"I don't want to pick on Veritas, but we can't compete with Microsoft [without ASM]," he noted.

At this very show three years ago, Ellison appeared to declare war not on a whole flock of ISVs ranging from business intelligence vendors to application server vendors. On the application server front, it has made strides in the intervening years against BEA, some say.

On Wednesday, he differentiated between Veritas and the business intelligence players, however. Automated backup and storage management need to be integrated with Oracle's software, he said. In the case of business intelligence, "we need that with our applications but it's slightly different. It's not that third party business intelligence makes Oracle less reliable, but it might make us more expensive," he said.

Less additional software means less third-party maintenance and less cost to the customer, he said.

Oracle is wooing some ISV partners for its software stack while moving into contention with others. This week the company said it was breaking out its business intelligence functionality as a separate offering.

Oracle has to do more to automate common processes and procedures that may have been the province of other companies, he said.

"Low-volume, high-priced software raises our total cost of ownership and makes us less competitive," he said.

Of course, Oracle critics maintain that the company is still not the low-cost provider of any of this gear.

Ellison also said the company is working to resolve channel conflict as it gets serious in the midmarket. The first step was to get the right product packaging and pricing, which he says Oracle has done with its new Standard Edition One database and eBusiness Special Edition suites.

Asked if he would support a move to compensation-neutral sales model that would assure that Oracle's direct sales people got the same margin whether the software sale goes direct or through partners, Ellison demurred. He noted that the company is partitioning the market, so that for some products and some regions, all sales will go through channels.

"We do have some comp-neutral saleswe're not the same all over," he said. In Japan, for example, most Oracle sales go through partners.

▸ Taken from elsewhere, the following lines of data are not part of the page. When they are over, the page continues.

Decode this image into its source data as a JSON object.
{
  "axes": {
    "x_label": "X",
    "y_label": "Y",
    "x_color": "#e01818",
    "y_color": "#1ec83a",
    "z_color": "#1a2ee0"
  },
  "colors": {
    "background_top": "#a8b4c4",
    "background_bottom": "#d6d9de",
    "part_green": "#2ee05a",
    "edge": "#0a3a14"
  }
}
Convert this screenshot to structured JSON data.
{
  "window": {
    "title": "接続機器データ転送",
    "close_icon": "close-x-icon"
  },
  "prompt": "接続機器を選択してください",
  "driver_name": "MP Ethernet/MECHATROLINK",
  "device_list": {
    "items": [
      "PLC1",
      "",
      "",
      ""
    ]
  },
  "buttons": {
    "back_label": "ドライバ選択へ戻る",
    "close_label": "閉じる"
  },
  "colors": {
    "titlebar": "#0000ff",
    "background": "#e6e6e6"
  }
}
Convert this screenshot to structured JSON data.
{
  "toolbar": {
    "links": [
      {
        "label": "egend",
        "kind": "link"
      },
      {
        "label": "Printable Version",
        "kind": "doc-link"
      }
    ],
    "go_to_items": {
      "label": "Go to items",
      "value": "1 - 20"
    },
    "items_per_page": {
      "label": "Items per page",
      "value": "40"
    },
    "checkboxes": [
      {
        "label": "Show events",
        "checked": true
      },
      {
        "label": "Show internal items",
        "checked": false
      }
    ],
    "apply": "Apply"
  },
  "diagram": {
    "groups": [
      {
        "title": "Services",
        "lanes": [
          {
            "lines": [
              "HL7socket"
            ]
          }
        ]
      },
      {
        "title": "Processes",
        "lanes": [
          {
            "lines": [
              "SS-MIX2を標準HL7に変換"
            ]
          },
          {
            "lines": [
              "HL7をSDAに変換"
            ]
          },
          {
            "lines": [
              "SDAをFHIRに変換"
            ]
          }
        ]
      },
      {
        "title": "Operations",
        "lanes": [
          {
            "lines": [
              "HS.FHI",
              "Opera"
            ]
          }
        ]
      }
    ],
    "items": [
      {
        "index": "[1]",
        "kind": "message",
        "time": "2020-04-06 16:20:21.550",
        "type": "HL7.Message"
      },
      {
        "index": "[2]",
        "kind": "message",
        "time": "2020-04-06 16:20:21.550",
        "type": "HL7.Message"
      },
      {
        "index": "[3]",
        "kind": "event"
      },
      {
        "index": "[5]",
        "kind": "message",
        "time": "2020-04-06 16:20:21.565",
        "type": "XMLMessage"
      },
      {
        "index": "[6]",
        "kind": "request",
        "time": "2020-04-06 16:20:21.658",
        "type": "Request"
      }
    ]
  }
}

Oracle is working to set up channels for the eBusiness Suite Special Edition that will eventually only be offered by partners. That is a step in the right direction, channel players say, but even that product continues to be sold by Oracle telesales until the company certifies partners for it. In addition, some VARs said, Oracle direct sales people discount the full eBusiness suite so dramatically that they undercut the lower-priced SMB package.

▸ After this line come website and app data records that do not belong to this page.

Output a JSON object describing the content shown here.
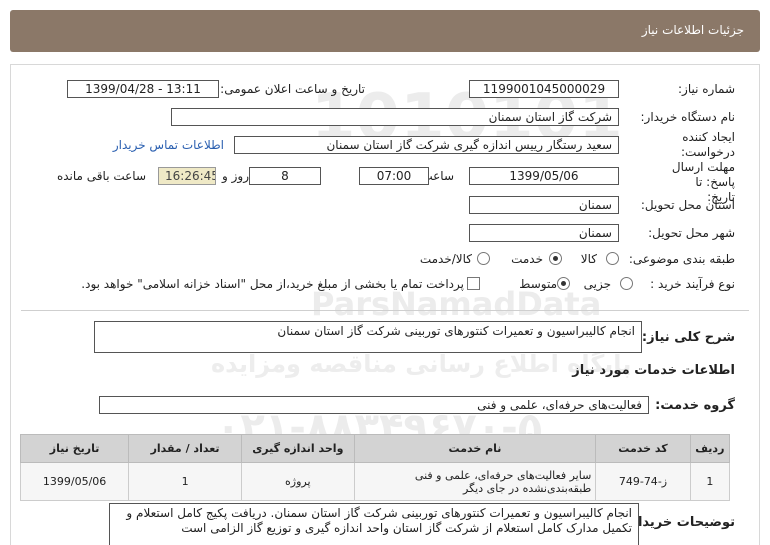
{
  "header": {
    "title": "جزئیات اطلاعات نیاز"
  },
  "watermark": {
    "line1": "1010101",
    "line2": "ParsNamadData",
    "line3": "مرکز فراوری اطلاعات پارس نماد داده ها",
    "line4": "پایگاه اطلاع رسانی مناقصه ومزایده",
    "line5": "۰۲۱-۸۸۳۴۹۶۷۰-۵",
    "line6": ""
  },
  "fields": {
    "need_number_label": "شماره نیاز:",
    "need_number": "1199001045000029",
    "announce_label": "تاریخ و ساعت اعلان عمومی:",
    "announce_value": "1399/04/28 - 13:11",
    "buyer_label": "نام دستگاه خریدار:",
    "buyer_value": "شرکت گاز استان سمنان",
    "creator_label": "ایجاد کننده درخواست:",
    "creator_value": "سعید رستگار رییس اندازه گیری شرکت گاز استان سمنان",
    "contact_link": "اطلاعات تماس خریدار",
    "deadline_label": "مهلت ارسال پاسخ: تا تاریخ:",
    "deadline_date": "1399/05/06",
    "time_label": "ساعت",
    "deadline_time": "07:00",
    "days_value": "8",
    "days_label": "روز و",
    "remaining_time": "16:26:45",
    "remaining_label": "ساعت باقی مانده",
    "province_label": "استان محل تحویل:",
    "province_value": "سمنان",
    "city_label": "شهر محل تحویل:",
    "city_value": "سمنان",
    "category_label": "طبقه بندی موضوعی:",
    "category_options": [
      "کالا",
      "خدمت",
      "کالا/خدمت"
    ],
    "process_label": "نوع فرآیند خرید :",
    "process_options": [
      "جزیی",
      "متوسط"
    ],
    "payment_note": "پرداخت تمام یا بخشی از مبلغ خرید،از محل \"اسناد خزانه اسلامی\" خواهد بود."
  },
  "summary": {
    "label": "شرح کلی نیاز:",
    "value": "انجام کالیبراسیون و تعمیرات کنتورهای توربینی شرکت گاز استان سمنان"
  },
  "services_section": {
    "title": "اطلاعات خدمات مورد نیاز"
  },
  "service_group": {
    "label": "گروه خدمت:",
    "value": "فعالیت‌های حرفه‌ای، علمی و فنی"
  },
  "table": {
    "headers": [
      "ردیف",
      "کد خدمت",
      "نام خدمت",
      "واحد اندازه گیری",
      "تعداد / مقدار",
      "تاریخ نیاز"
    ],
    "rows": [
      [
        "1",
        "ز-74-749",
        "سایر فعالیت‌های حرفه‌ای، علمی و فنی طبقه‌بندی‌نشده در جای دیگر",
        "پروژه",
        "1",
        "1399/05/06"
      ]
    ]
  },
  "buyer_notes": {
    "label": "توضیحات خریدار:",
    "value": "انجام کالیبراسیون و تعمیرات کنتورهای توربینی شرکت گاز استان سمنان. دریافت پکیج کامل استعلام و تکمیل مدارک کامل استعلام از شرکت گاز استان واحد اندازه گیری و توزیع گاز الزامی است"
  }
}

Even Oracle execs acknowledge that these kinks must be worked out if they hope to win against Microsoft in smaller accounts. Microsoft relies on an army of solution providers to move its software in those accounts. Oracle even plans to recruit from those ranks, so VARs say it needs to get this compensation model straight.

The level of rivalry between Oracle reps and partners has been heated over the years even though current Oracle management up to and including President Charles Phillips is saying the right things.

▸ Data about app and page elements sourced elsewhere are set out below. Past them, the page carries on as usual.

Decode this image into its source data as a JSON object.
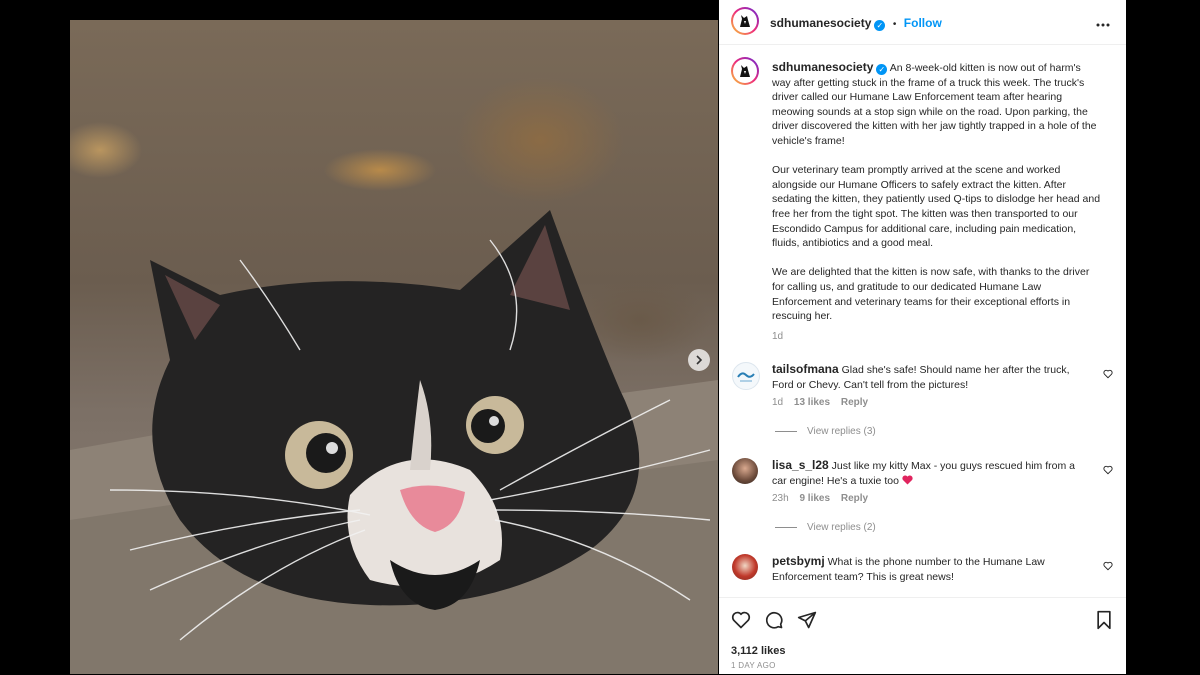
{
  "post": {
    "username": "sdhumanesociety",
    "follow_label": "Follow",
    "more_label": "•••",
    "caption_paragraphs": [
      "An 8-week-old kitten is now out of harm's way after getting stuck in the frame of a truck this week. The truck's driver called our Humane Law Enforcement team after hearing meowing sounds at a stop sign while on the road. Upon parking, the driver discovered the kitten with her jaw tightly trapped in a hole of the vehicle's frame!",
      "Our veterinary team promptly arrived at the scene and worked alongside our Humane Officers to safely extract the kitten. After sedating the kitten, they patiently used Q-tips to dislodge her head and free her from the tight spot. The kitten was then transported to our Escondido Campus for additional care, including pain medication, fluids, antibiotics and a good meal.",
      "We are delighted that the kitten is now safe, with thanks to the driver for calling us, and gratitude to our dedicated Humane Law Enforcement and veterinary teams for their exceptional efforts in rescuing her."
    ],
    "caption_time": "1d",
    "likes": "3,112 likes",
    "posted": "1 DAY AGO"
  },
  "comments": [
    {
      "username": "tailsofmana",
      "text": "Glad she's safe! Should name her after the truck, Ford or Chevy. Can't tell from the pictures!",
      "time": "1d",
      "likes": "13 likes",
      "reply_label": "Reply",
      "view_replies": "View replies (3)"
    },
    {
      "username": "lisa_s_l28",
      "text": "Just like my kitty Max - you guys rescued him from a car engine! He's a tuxie too",
      "time": "23h",
      "likes": "9 likes",
      "reply_label": "Reply",
      "view_replies": "View replies (2)"
    },
    {
      "username": "petsbymj",
      "text": "What is the phone number to the Humane Law Enforcement team? This is great news!",
      "time": "",
      "likes": "",
      "reply_label": ""
    }
  ],
  "icons": {
    "like": "heart-icon",
    "comment": "comment-icon",
    "share": "share-icon",
    "save": "bookmark-icon",
    "next": "chevron-right-icon"
  },
  "colors": {
    "accent": "#0095f6",
    "muted": "#8e8e8e",
    "heart": "#ed4956"
  }
}
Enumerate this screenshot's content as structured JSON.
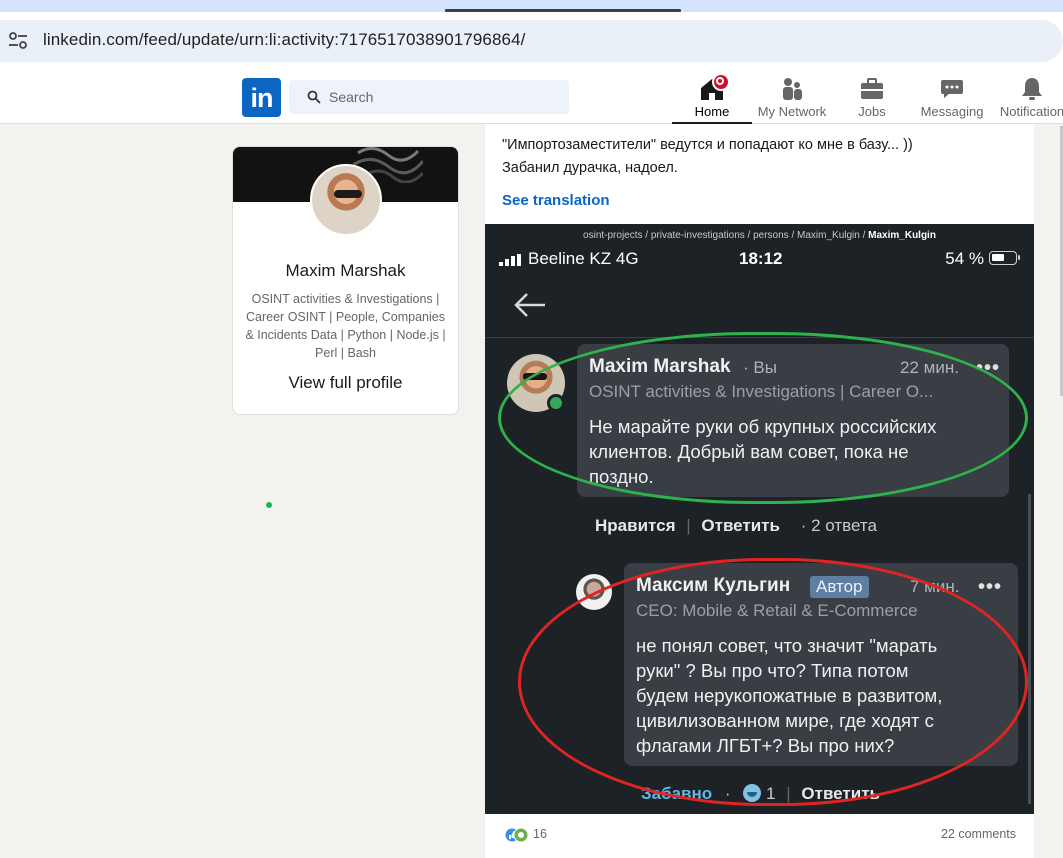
{
  "browser": {
    "url": "linkedin.com/feed/update/urn:li:activity:7176517038901796864/"
  },
  "header": {
    "logo": "in",
    "search_placeholder": "Search",
    "nav": {
      "home": "Home",
      "network": "My Network",
      "jobs": "Jobs",
      "messaging": "Messaging",
      "notifications": "Notification"
    }
  },
  "profile": {
    "name": "Maxim Marshak",
    "headline": "OSINT activities & Investigations | Career OSINT | People, Companies & Incidents Data | Python | Node.js | Perl | Bash",
    "view_full_profile": "View full profile"
  },
  "post": {
    "text": "\"Импортозаместители\" ведутся и попадают ко мне в базу... ))\nЗабанил дурачка, надоел.",
    "see_translation": "See translation",
    "image": {
      "path_prefix": "osint-projects / private-investigations / persons / Maxim_Kulgin / ",
      "path_last": "Maxim_Kulgin",
      "status": {
        "carrier": "Beeline KZ  4G",
        "time": "18:12",
        "battery": "54 %"
      },
      "comment1": {
        "author": "Maxim Marshak",
        "you": "· Вы",
        "time": "22 мин.",
        "more": "•••",
        "subtitle": "OSINT activities & Investigations | Career O...",
        "body": "Не марайте руки об крупных российских\nклиентов. Добрый вам совет, пока не\nпоздно."
      },
      "comment1_actions": {
        "like": "Нравится",
        "reply": "Ответить",
        "replies": "·   2 ответа"
      },
      "comment2": {
        "author": "Максим Кульгин",
        "badge": "Автор",
        "time": "7 мин.",
        "more": "•••",
        "subtitle": "CEO: Mobile & Retail & E-Commerce",
        "body": "не понял совет, что значит \"марать\nруки\" ? Вы про что? Типа потом\nбудем нерукопожатные в развитом,\nцивилизованном мире, где ходят с\nфлагами ЛГБТ+? Вы про них?"
      },
      "comment2_actions": {
        "funny": "Забавно",
        "sep": "·",
        "count": "1",
        "reply": "Ответить"
      }
    },
    "reactions_count": "16",
    "comments_count": "22 comments"
  }
}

Just this month, one east coast VAR said his Oracle field reps told him "they prefer working with non-Oracle resellers on Oracle opportunities, so they're not exposed to losing the license deal direct" he said. That means these reps actually introduce competition into a deal for total solutions [so they can ensure] they snag the license margin themselves."

Oracle channel executives have said such incidents should be escalated to them for resolution.